# WHAT THE TASK REQUIRES
In this material, which lines include the string "subtitle"? Show them.
——
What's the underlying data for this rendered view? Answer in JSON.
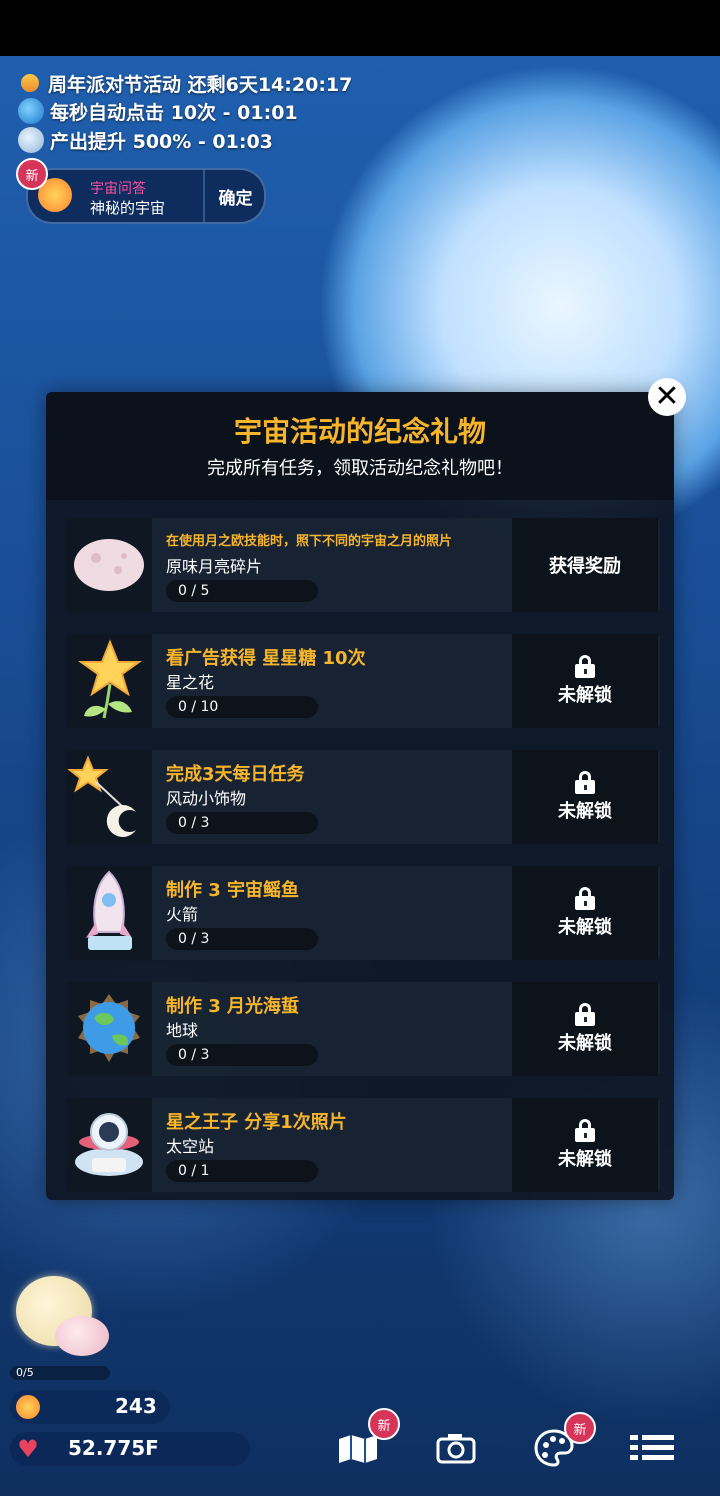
{
  "status": {
    "event_line": "周年派对节活动 还剩6天14:20:17",
    "autoclick_line": "每秒自动点击 10次 - 01:01",
    "boost_line": "产出提升 500% - 01:03"
  },
  "quiz": {
    "badge": "新",
    "title": "宇宙问答",
    "subtitle": "神秘的宇宙",
    "confirm_label": "确定"
  },
  "modal": {
    "title": "宇宙活动的纪念礼物",
    "subtitle": "完成所有任务，领取活动纪念礼物吧！",
    "close_glyph": "✕",
    "tasks": [
      {
        "title": "在使用月之欧技能时，照下不同的宇宙之月的照片",
        "name": "原味月亮碎片",
        "progress": "0 / 5",
        "button": "获得奖励",
        "locked": false,
        "icon": "moon-fragment-icon"
      },
      {
        "title": "看广告获得 星星糖 10次",
        "name": "星之花",
        "progress": "0 / 10",
        "button": "未解锁",
        "locked": true,
        "icon": "star-flower-icon"
      },
      {
        "title": "完成3天每日任务",
        "name": "风动小饰物",
        "progress": "0 / 3",
        "button": "未解锁",
        "locked": true,
        "icon": "wind-chime-icon"
      },
      {
        "title": "制作 3 宇宙鳐鱼",
        "name": "火箭",
        "progress": "0 / 3",
        "button": "未解锁",
        "locked": true,
        "icon": "rocket-icon"
      },
      {
        "title": "制作 3 月光海蜇",
        "name": "地球",
        "progress": "0 / 3",
        "button": "未解锁",
        "locked": true,
        "icon": "earth-icon"
      },
      {
        "title": "星之王子 分享1次照片",
        "name": "太空站",
        "progress": "0 / 1",
        "button": "未解锁",
        "locked": true,
        "icon": "space-station-icon"
      }
    ]
  },
  "bottom": {
    "mini_progress": "0/5",
    "stardust": "243",
    "hearts": "52.775F",
    "nav": [
      {
        "icon": "map-icon",
        "badge": "新"
      },
      {
        "icon": "camera-icon",
        "badge": ""
      },
      {
        "icon": "palette-icon",
        "badge": "新"
      },
      {
        "icon": "menu-list-icon",
        "badge": ""
      }
    ]
  },
  "colors": {
    "accent": "#f7b52c",
    "badge": "#d7345a",
    "heart": "#e8425f"
  }
}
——
# FINISHED TASK
    "subtitle": "神秘的宇宙",
    "subtitle": "完成所有任务，领取活动纪念礼物吧！",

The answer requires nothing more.